Are you seeing young directors being recruited for their digital skill sets?
Yes, many boards are looking for a perspective from the vantage point of a disruptor—that is, growth stage companies that are prying into established industries and disrupting the incumbents. By definition these tend to be executives who are earlier in their career and may have only worked at growth companies; they often have a different vantage point than most established and tenured directors.
Specifically, what kind of digital skill sets?
We’ve noticed this “digital director” trend for nearly a decade. Early on, the skill set was one focused on the end customer. Directors who understood the effect mobile was having on the customer experience or the importance of reaching customers through new channels (e.g., social media) were the types of experience/skill sets that were coveted.

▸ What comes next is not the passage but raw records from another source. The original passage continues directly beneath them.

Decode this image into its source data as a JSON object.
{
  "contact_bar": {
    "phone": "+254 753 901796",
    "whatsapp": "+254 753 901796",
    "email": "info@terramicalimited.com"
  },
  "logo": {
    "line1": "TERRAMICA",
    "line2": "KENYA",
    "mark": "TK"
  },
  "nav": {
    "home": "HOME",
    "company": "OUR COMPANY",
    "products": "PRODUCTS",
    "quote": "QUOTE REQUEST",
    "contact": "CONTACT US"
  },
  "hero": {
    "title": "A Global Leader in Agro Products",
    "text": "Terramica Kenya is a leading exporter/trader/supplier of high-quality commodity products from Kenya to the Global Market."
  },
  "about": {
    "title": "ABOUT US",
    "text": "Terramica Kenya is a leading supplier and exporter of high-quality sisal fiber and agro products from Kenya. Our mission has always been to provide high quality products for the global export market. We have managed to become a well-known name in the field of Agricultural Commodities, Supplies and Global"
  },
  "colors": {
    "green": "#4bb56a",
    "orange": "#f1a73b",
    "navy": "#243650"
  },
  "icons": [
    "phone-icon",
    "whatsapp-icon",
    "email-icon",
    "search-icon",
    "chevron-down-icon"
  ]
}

Today the mandate is much wider. As digital transformation moves beyond the customer experience through the entire enterprise, boards are looking for digital skill sets that encompass finance, HR, operations, supply chain, IT, etc. There is a much more holistic view of digital and transformation taking hold now.
Do you get the sense that boards know which specific skill sets they’re after? How often do you see their criteria evolve from the beginning of the search process to their selection of the candidate?
Boards tend to be pretty clear about their criteria at the start. The challenge is that it can take the form of multiple types of profiles—from executives who operate in the disruptor set of companies to those that are being disrupted and have gone through (or are going through) a digital transformation. Many boards want to find digital change agents who have seen a transformation within an incumbent from beginning to end. This can be in any industry from retail to media to financial services to health care. Boards value seeing multiple candidates before arriving at the solution as there is no one specific way to solve for what they are seeking.
What, in your experience, is the single biggest obstacle to age diversity in today’s boardrooms?
Boards being willing to thoughtfully onboard and mentor executives without prior board experience as first-time directors.
Any specific ideas on how onboarding can be improved?
Every board should have formal onboarding process with a feedback loop—that’s what makes it constructive. Socializing with other directors also needs to be more formalized. There needs to be a direct plan to get those personal relationships established. This becomes even more important when there’s a major age gap, as is often the case with Next Gen directors.
Next Post: Q&A with Mike Steib
In our next Q&A, Mike Steib, board member with Ally Financial & CEO of XO Group, talks about his journey to board service, his perspective on human capital management, and his new book: The Career Manifesto.